▶ **Provided entries**

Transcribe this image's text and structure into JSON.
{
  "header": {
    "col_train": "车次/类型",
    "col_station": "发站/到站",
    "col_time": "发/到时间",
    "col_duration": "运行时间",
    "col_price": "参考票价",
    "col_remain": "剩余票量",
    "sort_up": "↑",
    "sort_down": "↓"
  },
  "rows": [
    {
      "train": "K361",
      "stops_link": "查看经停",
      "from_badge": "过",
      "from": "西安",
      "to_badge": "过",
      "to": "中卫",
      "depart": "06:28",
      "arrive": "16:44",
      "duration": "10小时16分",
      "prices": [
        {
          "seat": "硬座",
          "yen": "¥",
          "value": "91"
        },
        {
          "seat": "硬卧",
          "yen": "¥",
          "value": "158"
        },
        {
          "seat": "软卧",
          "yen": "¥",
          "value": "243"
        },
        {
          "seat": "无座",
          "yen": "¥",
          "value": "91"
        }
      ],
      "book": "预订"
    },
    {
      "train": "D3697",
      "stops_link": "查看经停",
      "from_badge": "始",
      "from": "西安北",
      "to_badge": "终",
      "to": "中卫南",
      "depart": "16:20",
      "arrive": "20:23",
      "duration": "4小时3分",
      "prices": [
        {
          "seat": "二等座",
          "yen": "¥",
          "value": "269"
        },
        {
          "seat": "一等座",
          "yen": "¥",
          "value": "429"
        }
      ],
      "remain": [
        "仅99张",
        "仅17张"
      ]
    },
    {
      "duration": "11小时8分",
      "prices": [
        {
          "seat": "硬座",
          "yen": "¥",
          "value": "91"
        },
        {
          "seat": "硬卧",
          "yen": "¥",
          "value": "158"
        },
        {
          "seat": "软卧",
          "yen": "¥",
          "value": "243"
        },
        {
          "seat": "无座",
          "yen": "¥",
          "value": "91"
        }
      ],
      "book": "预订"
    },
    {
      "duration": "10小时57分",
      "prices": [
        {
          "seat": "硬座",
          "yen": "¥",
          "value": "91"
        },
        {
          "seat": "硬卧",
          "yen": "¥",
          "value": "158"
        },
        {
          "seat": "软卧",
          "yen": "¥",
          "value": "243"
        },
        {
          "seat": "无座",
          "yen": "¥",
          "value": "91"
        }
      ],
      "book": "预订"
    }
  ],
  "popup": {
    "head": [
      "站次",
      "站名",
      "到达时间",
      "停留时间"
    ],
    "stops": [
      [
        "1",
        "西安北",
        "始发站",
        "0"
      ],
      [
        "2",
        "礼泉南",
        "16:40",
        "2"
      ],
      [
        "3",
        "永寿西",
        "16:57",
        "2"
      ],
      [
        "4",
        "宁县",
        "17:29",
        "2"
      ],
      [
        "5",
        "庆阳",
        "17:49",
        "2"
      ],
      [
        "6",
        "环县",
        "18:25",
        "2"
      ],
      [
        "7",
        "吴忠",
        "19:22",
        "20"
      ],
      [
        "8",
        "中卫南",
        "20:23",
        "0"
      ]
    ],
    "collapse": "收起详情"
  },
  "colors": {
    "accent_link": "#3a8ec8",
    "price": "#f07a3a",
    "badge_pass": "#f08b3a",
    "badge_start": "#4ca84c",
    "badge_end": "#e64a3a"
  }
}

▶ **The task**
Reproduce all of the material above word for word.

▶ **Exercise solution**
Transcribe this image's text and structure into JSON.
{
  "header": {
    "col_train": "车次/类型",
    "col_station": "发站/到站",
    "col_time": "发/到时间",
    "col_duration": "运行时间",
    "col_price": "参考票价",
    "col_remain": "剩余票量",
    "sort_up": "↑",
    "sort_down": "↓"
  },
  "rows": [
    {
      "train": "K361",
      "stops_link": "查看经停",
      "from_badge": "过",
      "from": "西安",
      "to_badge": "过",
      "to": "中卫",
      "depart": "06:28",
      "arrive": "16:44",
      "duration": "10小时16分",
      "prices": [
        {
          "seat": "硬座",
          "yen": "¥",
          "value": "91"
        },
        {
          "seat": "硬卧",
          "yen": "¥",
          "value": "158"
        },
        {
          "seat": "软卧",
          "yen": "¥",
          "value": "243"
        },
        {
          "seat": "无座",
          "yen": "¥",
          "value": "91"
        }
      ],
      "book": "预订"
    },
    {
      "train": "D3697",
      "stops_link": "查看经停",
      "from_badge": "始",
      "from": "西安北",
      "to_badge": "终",
      "to": "中卫南",
      "depart": "16:20",
      "arrive": "20:23",
      "duration": "4小时3分",
      "prices": [
        {
          "seat": "二等座",
          "yen": "¥",
          "value": "269"
        },
        {
          "seat": "一等座",
          "yen": "¥",
          "value": "429"
        }
      ],
      "remain": [
        "仅99张",
        "仅17张"
      ]
    },
    {
      "duration": "11小时8分",
      "prices": [
        {
          "seat": "硬座",
          "yen": "¥",
          "value": "91"
        },
        {
          "seat": "硬卧",
          "yen": "¥",
          "value": "158"
        },
        {
          "seat": "软卧",
          "yen": "¥",
          "value": "243"
        },
        {
          "seat": "无座",
          "yen": "¥",
          "value": "91"
        }
      ],
      "book": "预订"
    },
    {
      "duration": "10小时57分",
      "prices": [
        {
          "seat": "硬座",
          "yen": "¥",
          "value": "91"
        },
        {
          "seat": "硬卧",
          "yen": "¥",
          "value": "158"
        },
        {
          "seat": "软卧",
          "yen": "¥",
          "value": "243"
        },
        {
          "seat": "无座",
          "yen": "¥",
          "value": "91"
        }
      ],
      "book": "预订"
    }
  ],
  "popup": {
    "head": [
      "站次",
      "站名",
      "到达时间",
      "停留时间"
    ],
    "stops": [
      [
        "1",
        "西安北",
        "始发站",
        "0"
      ],
      [
        "2",
        "礼泉南",
        "16:40",
        "2"
      ],
      [
        "3",
        "永寿西",
        "16:57",
        "2"
      ],
      [
        "4",
        "宁县",
        "17:29",
        "2"
      ],
      [
        "5",
        "庆阳",
        "17:49",
        "2"
      ],
      [
        "6",
        "环县",
        "18:25",
        "2"
      ],
      [
        "7",
        "吴忠",
        "19:22",
        "20"
      ],
      [
        "8",
        "中卫南",
        "20:23",
        "0"
      ]
    ],
    "collapse": "收起详情"
  },
  "colors": {
    "accent_link": "#3a8ec8",
    "price": "#f07a3a",
    "badge_pass": "#f08b3a",
    "badge_start": "#4ca84c",
    "badge_end": "#e64a3a"
  }
}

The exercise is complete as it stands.